Life After Chase: Kate Keator
How Life Can Change in a Second:
Coping with Traumatic Brain Injury
Many of you will recall Kate (Kathleen) Keator Pauker as a strong, intelligent and accomplished woman. In 1997 Kate’s life completely changed from that of a successful career woman, wife, mother and international traveler. She now lives in Woodstock, NY, with her 87-year-old mother.
Kate received her BS in International Affairs from the University of Vermont, where she also studied Mandarin. After graduation she continued to study Chinese at Wellesley for one year. She then went on to receive a Masters of International Affairs in 1979 from the Columbia University School of International and Public Affairs.
Chase recruited her In 1980 to participate in the Chase credit training program. She completed the program in 1981. At a time when there were far fewer women in banking, Kate was transferred to Hong Kong to teach credit training to Asian nationals. From there she was sent to Singapore for two years, where she was an account officer for institutional accounts. She then relocated to New York City and lived in Tribeca for 12 years. After 10 years at Chase, Kate was recruited by Bankers Trust to work in the Corporate Bank. In 1991, she married and moved with her husband, Jordan Pauker, to Colts Neck, NJ, where they had a daughter named Hannah, born on September 8, 1995. Below, Kate tells what happened next.
To my Chase friends and colleagues:
In February 1997, I wanted to introduce my 2½-year-old daughter, Hannah, to the new young thoroughbred horse I had recently purchased. I wanted to introduce Hannah to the responsibilities of being a horse owner, including cleaning the stall, grooming her, etc. We were in the paddock area, which is a small fenced area where horses can graze during the day. We were only there for a few minutes. Following that I have no recollection of what happened, but apparently Hannah cried out, “Bombay kicked Mommy!” She cried out again, “Bombay is eating mummy!" In fact, there was so much blood that the horse was just licking the blood from my head! Luckily for me, the people in the barn called 911 and, within minutes, the ambulance and EMT people were there to take me to the Jersey Shore Medical Center to undergo open brain surgery.
I have told my daughter Hannah many times that she saved my life! As a two-year-old, Hannah wasn’t able to identify that Bombay was licking the blood off my head. Hannah is now almost 15 years old and has no memory of this incident. I am certainly glad for that!

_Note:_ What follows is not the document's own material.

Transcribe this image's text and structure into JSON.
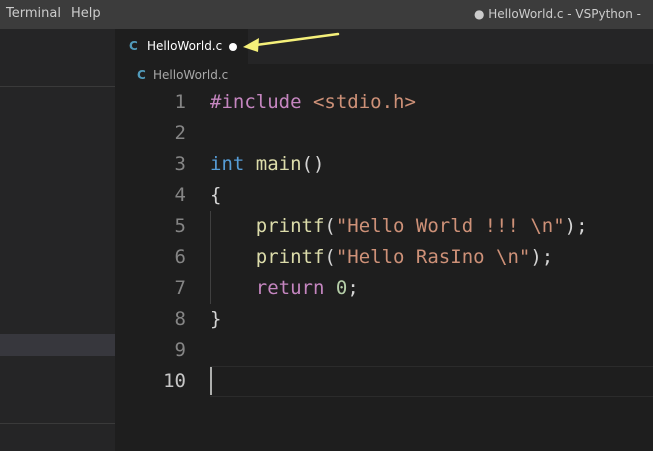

Unfortunately, I was comatose for seven weeks, even after my surgery. Following surgery and the release from the hospital, I underwent a three-to-five year cognitive rehabilitation program. I also had speech rehabilitation and occupational rehabilitation. The doctors told me I could never drive again or live by myself. I have lost much of the ability to exercise sound judgment and some of my hearing is gone. As part of traumatic brain injury, short-term memory is often compromised, but my long-term memory is still intact. That is why I can still maintain my fluency in Chinese.
As a result of my accident, I have not been able to rejoin the corporate world; nor was I was awarded custody of my daughter. After my divorce in 2003, I moved in with my mother in upstate New York. For the past few years, I have continued to see many doctors and have been on numerous medications. I have continued to visit my daughter every two weeks and telephone her nightly. In spite of how my life has changed, I still speak fluent Chinese and do various types of volunteer work, swimming, yoga, etc. I am fortunate to be living with my mother. Together we do the best we can with the help of local neighbors and friends.
I have lost touch with so many of my friends at Chase since my accident and perhaps it is because they don’t understand traumatic brain injury. I hope that this letter will help me reconnect with my former friends and colleagues. Please contact the Chase Alumni Association if you are interested in contacting me. I would love to hear from you.